If you’re looking for classic Tobin, tracks like “Keep Your Distance” retain the sound that makes Tobin, well, Tobin. The reverberating bassline over the tribal drums and samples noises are exactly what you would expect from the DJ and remind you why this guy is the master that he is. There are some odd, quirky sojourns that Tobin makes, like “Kitchen Sink,” something you might feel more likely to expect on a μ-Ziq or Aphex Twin outing, with random blips and blurbles within the uncertain beat. The equally strange “Horsefish” has an undeniable Bjork-meets-Portishead feel with the harp and low guitar and non-existent pulse; it's one of the most abstract compositions Tobin has put together. The title track, on the other hand, is very Tobin with a rhythm that gets you from the start and thunderous breaks that less you breathless (mostly in fear of whatever terror the sound portends).
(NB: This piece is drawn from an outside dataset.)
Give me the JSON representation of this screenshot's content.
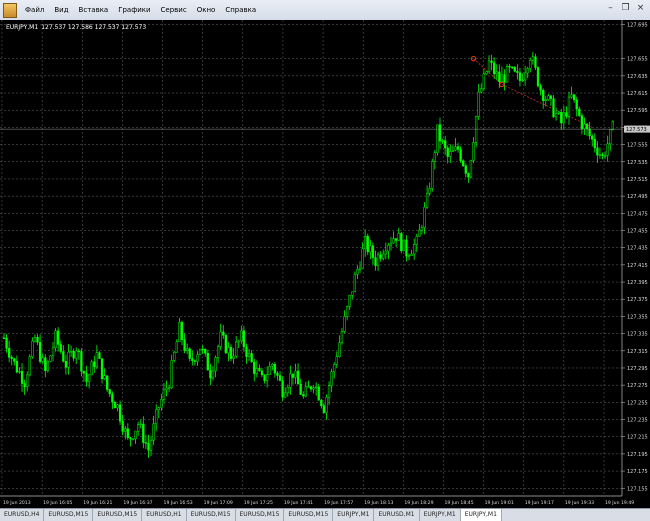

Where Tobin really excels on Foley Room is on “Big Furry Head,” where he combines his sinister sound with the new-found love of live samples into a downright horrifying vision, like a sonic Frankenstein that you can’t outrun. On the flipside, “Always” works for similar reasons but comes out sounding much more jovial and fun-loving, like an answer to “Get Your Snack On." The album finishes out, fittingly, with “At the End of the Day,” which returns Tobin to his home turf, meshing deep beats with orchestral sounds and an ethereal keyboard line that hypnotizes as it snakes through the rhythm. A few of the tracks don’t feel fully realized, like “The Killer’s Vanilla” (even killers like to bake cookies, you know) that mixes the somber strings of the Kronos Quartet well, but you keep on expecting the track to fully bust out. “Ever Falling” is oddly poppy for Tobin at first, with real human vocals before it descends into an Aphex Twin like chaos, however the song itself might just be a little to splintered to really work.
Foley Room finds Tobin in his top form, both returning to the sound that he has pioneered and expanding it to new reaches. Sure, it might not be the fully non-stop club record we usually expect from Tobin, but in this era you need to do more than fill a dance floor as a DJ to be remembered. Tobin proves his chops as a more than just a DJ, but as a musician who is a master of his genre.